**RECORDS TO USE**

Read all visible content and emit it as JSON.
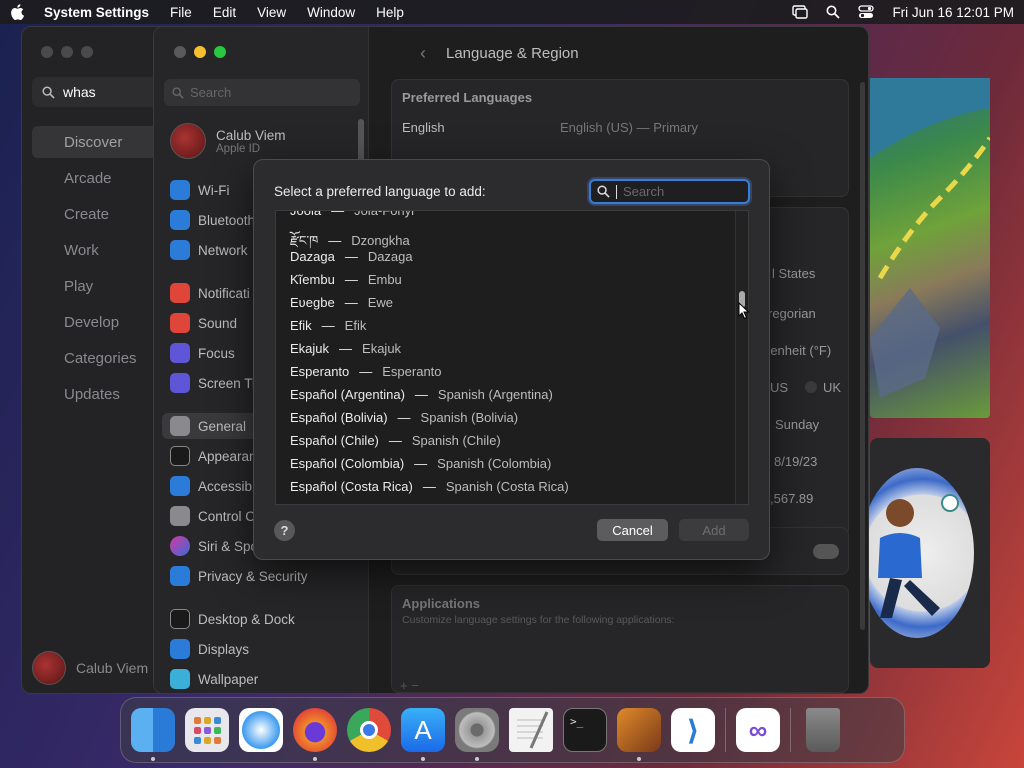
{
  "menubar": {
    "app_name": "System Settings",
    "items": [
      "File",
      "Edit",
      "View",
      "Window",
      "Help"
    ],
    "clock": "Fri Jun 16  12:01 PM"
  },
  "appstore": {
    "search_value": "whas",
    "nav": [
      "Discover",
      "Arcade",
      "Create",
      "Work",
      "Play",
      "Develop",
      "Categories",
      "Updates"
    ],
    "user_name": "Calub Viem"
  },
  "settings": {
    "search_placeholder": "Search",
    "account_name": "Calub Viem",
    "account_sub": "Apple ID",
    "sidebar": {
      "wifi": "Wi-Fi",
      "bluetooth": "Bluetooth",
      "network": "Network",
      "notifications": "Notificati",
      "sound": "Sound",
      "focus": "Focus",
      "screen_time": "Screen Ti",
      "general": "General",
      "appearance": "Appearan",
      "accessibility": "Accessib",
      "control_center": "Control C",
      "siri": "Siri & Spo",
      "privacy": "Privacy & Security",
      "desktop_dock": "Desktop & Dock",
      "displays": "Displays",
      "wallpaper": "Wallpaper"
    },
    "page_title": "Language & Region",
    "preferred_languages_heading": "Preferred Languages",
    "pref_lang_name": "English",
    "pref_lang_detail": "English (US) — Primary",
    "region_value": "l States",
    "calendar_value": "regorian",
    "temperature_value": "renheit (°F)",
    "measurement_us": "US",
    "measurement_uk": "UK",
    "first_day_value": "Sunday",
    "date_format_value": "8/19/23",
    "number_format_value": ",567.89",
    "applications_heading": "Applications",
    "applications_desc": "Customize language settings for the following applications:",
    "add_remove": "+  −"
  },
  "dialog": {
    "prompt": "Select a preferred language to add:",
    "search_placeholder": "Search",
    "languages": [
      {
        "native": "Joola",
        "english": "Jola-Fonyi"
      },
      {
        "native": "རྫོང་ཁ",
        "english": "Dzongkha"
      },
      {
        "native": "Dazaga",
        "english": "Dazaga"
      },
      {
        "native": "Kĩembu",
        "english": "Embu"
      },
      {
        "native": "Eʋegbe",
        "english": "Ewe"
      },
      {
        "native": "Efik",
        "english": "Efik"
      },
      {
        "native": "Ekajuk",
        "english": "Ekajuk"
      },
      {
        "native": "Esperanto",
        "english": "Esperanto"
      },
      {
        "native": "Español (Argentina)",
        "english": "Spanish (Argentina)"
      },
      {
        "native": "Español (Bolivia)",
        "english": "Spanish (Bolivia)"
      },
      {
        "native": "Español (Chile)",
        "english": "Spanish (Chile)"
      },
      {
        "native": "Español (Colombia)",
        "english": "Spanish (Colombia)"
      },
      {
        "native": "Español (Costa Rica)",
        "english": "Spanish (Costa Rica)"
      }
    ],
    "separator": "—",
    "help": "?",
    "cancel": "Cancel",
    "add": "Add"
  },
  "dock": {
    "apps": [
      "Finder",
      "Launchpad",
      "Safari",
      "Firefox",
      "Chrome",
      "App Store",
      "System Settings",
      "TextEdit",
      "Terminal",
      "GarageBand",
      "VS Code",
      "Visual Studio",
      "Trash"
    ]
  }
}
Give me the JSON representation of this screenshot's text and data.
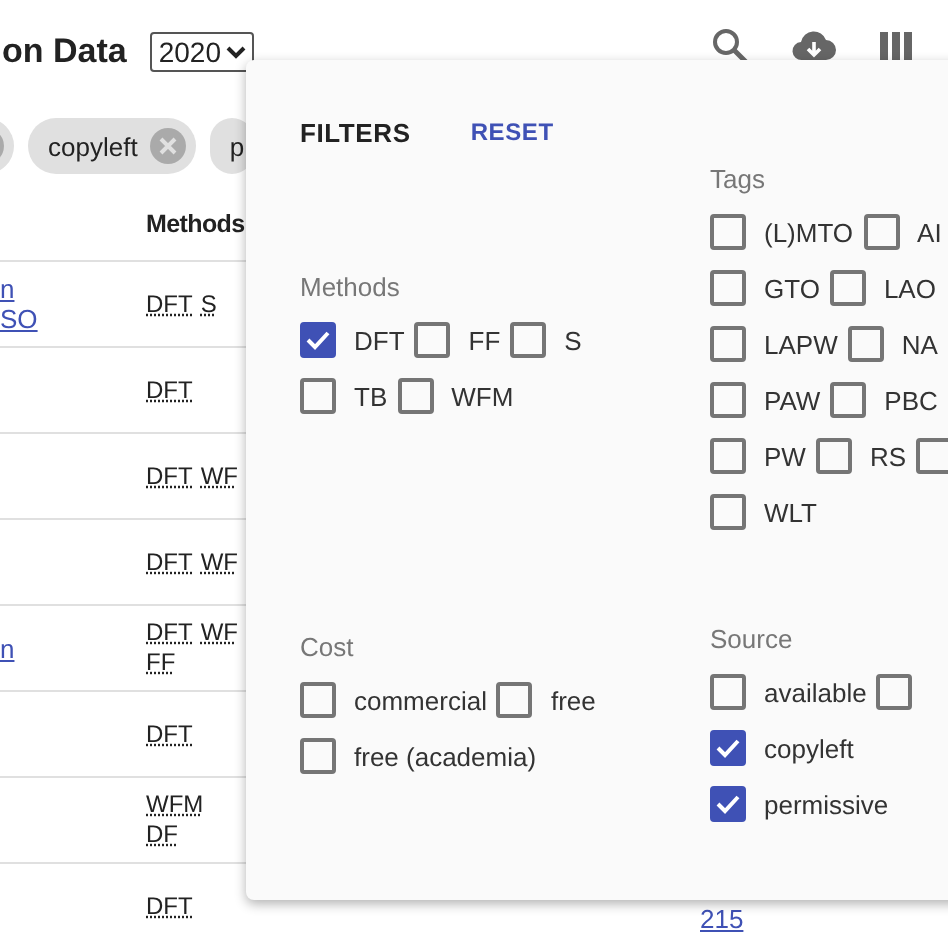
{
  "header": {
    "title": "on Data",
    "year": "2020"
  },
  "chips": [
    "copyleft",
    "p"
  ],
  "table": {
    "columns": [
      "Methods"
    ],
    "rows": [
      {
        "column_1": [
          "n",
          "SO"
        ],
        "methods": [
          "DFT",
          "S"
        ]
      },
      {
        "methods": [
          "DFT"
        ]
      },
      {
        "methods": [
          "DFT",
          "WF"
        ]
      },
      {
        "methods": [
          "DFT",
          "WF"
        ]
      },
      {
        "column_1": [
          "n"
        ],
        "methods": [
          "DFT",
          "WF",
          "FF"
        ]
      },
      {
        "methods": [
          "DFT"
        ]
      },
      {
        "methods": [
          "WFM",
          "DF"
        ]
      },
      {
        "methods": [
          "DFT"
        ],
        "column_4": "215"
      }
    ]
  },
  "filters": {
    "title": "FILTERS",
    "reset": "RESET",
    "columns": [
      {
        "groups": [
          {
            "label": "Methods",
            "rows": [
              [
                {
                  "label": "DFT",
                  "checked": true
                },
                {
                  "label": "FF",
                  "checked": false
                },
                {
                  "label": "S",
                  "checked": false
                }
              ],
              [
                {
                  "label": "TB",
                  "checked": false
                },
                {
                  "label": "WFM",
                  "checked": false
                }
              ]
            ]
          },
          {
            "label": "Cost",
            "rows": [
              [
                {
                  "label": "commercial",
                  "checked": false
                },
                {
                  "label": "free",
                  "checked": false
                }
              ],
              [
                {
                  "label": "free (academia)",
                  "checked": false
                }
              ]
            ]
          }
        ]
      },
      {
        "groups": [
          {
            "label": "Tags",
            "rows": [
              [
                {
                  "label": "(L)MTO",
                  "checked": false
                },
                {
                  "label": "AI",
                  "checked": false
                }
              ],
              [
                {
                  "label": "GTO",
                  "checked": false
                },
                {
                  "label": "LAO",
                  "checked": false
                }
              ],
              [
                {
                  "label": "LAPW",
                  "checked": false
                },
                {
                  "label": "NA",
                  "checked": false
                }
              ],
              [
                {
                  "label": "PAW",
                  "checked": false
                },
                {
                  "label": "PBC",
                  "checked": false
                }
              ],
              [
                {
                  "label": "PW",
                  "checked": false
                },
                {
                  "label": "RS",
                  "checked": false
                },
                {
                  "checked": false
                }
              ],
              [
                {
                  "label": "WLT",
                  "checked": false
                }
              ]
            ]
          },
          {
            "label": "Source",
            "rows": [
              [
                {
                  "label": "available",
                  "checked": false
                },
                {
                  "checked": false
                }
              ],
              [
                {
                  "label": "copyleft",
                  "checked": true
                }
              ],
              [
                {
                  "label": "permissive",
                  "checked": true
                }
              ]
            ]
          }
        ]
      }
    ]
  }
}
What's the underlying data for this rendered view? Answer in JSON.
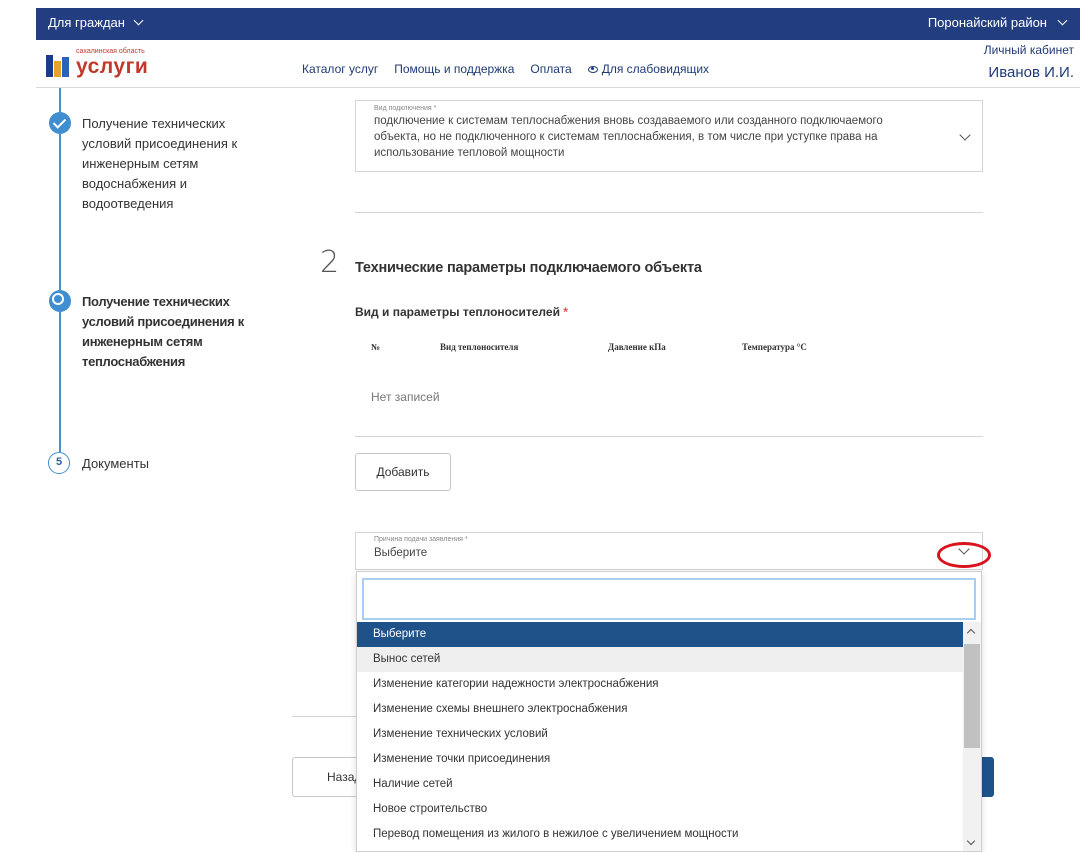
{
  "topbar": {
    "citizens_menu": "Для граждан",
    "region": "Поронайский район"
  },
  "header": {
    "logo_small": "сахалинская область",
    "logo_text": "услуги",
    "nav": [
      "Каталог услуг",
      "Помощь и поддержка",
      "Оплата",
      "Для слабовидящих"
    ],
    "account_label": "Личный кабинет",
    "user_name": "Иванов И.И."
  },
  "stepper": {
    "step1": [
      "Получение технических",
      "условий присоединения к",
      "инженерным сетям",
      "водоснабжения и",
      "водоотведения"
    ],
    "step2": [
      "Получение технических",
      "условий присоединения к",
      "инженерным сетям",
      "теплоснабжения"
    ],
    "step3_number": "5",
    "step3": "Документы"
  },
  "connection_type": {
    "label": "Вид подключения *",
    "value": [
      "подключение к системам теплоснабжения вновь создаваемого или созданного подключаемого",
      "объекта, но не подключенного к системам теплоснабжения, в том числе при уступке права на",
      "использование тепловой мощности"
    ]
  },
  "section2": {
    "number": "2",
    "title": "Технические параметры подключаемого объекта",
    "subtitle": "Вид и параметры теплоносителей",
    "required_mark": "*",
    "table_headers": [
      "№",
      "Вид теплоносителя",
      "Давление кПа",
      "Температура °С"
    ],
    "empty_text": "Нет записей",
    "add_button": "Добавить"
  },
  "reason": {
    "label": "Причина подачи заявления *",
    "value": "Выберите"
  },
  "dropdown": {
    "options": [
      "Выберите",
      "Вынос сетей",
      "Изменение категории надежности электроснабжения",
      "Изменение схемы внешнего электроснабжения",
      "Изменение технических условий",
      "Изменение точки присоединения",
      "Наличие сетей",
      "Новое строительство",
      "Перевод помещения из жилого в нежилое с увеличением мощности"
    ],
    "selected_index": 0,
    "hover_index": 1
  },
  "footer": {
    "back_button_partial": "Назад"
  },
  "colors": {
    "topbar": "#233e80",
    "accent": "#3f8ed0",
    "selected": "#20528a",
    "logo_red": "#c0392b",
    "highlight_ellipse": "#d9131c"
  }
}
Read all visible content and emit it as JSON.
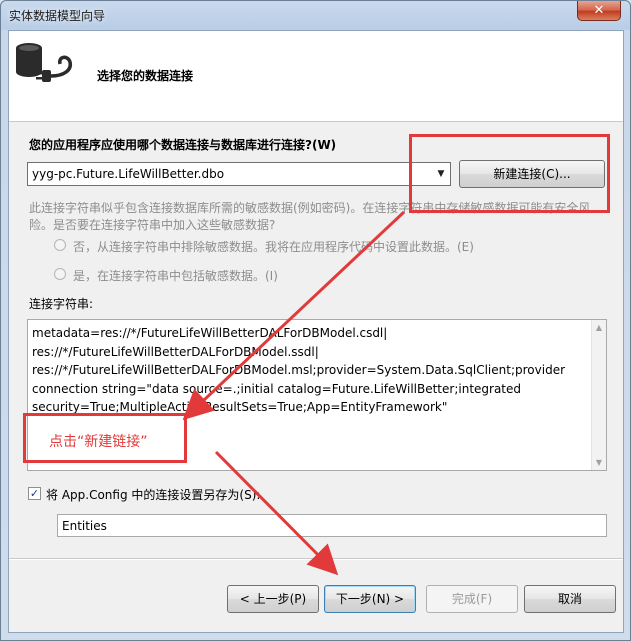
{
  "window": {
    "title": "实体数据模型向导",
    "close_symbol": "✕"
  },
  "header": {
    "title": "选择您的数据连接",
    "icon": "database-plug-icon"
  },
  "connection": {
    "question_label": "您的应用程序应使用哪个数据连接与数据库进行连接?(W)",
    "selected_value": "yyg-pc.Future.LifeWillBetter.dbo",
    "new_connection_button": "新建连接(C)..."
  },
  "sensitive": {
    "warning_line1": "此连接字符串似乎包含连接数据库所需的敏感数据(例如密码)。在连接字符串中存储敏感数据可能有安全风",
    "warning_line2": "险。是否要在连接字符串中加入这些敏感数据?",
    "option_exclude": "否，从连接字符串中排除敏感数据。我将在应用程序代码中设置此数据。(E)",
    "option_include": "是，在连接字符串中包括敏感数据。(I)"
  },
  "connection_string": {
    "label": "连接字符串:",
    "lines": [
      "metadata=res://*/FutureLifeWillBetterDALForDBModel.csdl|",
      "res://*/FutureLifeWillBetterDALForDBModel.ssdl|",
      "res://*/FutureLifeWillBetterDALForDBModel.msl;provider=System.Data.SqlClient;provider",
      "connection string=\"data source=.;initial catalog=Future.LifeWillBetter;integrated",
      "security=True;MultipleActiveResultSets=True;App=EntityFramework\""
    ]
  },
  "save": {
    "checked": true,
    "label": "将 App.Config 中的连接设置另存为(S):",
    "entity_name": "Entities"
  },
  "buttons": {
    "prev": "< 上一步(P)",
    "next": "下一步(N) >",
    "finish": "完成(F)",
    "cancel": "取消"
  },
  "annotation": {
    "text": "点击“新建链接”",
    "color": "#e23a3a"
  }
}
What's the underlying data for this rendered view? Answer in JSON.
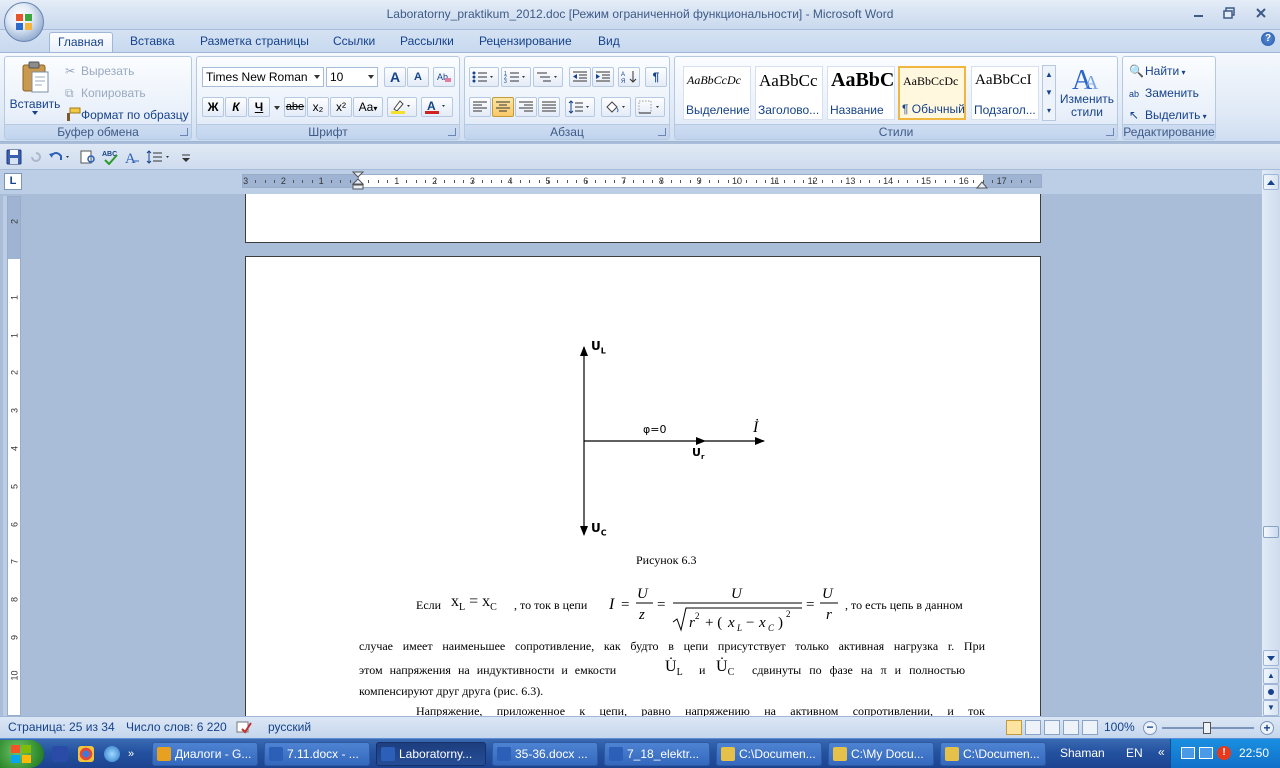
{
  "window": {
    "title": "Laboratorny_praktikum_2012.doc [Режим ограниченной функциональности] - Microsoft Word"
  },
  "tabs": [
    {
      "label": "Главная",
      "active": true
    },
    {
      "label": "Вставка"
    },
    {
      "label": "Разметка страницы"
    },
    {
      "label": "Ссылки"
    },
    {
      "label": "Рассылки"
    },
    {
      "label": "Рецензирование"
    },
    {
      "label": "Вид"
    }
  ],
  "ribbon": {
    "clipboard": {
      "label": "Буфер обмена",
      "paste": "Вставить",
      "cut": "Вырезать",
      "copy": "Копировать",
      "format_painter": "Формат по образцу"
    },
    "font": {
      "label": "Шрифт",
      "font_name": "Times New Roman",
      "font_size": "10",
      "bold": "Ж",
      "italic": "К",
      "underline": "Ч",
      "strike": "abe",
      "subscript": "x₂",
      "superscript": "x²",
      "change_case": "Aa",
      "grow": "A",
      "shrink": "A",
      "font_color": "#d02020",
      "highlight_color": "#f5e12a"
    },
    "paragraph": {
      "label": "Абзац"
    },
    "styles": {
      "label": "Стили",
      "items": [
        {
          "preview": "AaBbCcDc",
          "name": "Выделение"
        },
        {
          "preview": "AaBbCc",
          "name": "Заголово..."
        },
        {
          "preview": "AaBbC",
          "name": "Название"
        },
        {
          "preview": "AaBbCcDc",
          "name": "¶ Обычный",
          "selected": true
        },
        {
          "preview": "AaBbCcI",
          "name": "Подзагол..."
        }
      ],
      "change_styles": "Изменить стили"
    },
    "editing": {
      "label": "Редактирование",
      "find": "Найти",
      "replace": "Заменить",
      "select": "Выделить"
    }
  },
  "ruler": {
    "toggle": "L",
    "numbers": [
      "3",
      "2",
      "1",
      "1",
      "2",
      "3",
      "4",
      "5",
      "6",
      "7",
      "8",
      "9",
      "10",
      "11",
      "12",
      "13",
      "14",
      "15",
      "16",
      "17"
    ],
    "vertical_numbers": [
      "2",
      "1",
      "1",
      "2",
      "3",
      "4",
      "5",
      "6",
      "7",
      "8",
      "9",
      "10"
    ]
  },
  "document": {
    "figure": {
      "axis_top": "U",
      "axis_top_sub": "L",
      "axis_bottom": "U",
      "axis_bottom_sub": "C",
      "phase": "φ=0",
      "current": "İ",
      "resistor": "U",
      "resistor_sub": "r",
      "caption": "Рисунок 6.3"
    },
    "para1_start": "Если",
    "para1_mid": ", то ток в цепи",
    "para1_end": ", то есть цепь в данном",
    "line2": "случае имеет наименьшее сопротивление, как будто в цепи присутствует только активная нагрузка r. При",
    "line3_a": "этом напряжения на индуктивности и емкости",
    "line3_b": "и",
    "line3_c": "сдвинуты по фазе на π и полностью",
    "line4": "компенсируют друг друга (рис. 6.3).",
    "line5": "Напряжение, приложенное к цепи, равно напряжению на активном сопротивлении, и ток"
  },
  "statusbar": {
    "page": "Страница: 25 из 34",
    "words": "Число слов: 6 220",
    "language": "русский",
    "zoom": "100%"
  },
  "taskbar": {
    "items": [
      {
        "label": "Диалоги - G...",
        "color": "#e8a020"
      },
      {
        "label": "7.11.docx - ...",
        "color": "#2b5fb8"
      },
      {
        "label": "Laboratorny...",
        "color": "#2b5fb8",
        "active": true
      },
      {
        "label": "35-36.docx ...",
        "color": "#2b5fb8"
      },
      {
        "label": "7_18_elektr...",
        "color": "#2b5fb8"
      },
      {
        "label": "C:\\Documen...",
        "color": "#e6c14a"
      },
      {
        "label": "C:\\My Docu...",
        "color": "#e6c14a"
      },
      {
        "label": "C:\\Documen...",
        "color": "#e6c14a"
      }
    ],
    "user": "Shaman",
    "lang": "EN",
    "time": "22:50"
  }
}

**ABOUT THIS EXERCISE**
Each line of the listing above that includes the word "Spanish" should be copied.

**REPLY**
        "english": "Spanish (Argentina)"
        "english": "Spanish (Bolivia)"
        "english": "Spanish (Chile)"
        "english": "Spanish (Colombia)"
        "english": "Spanish (Costa Rica)"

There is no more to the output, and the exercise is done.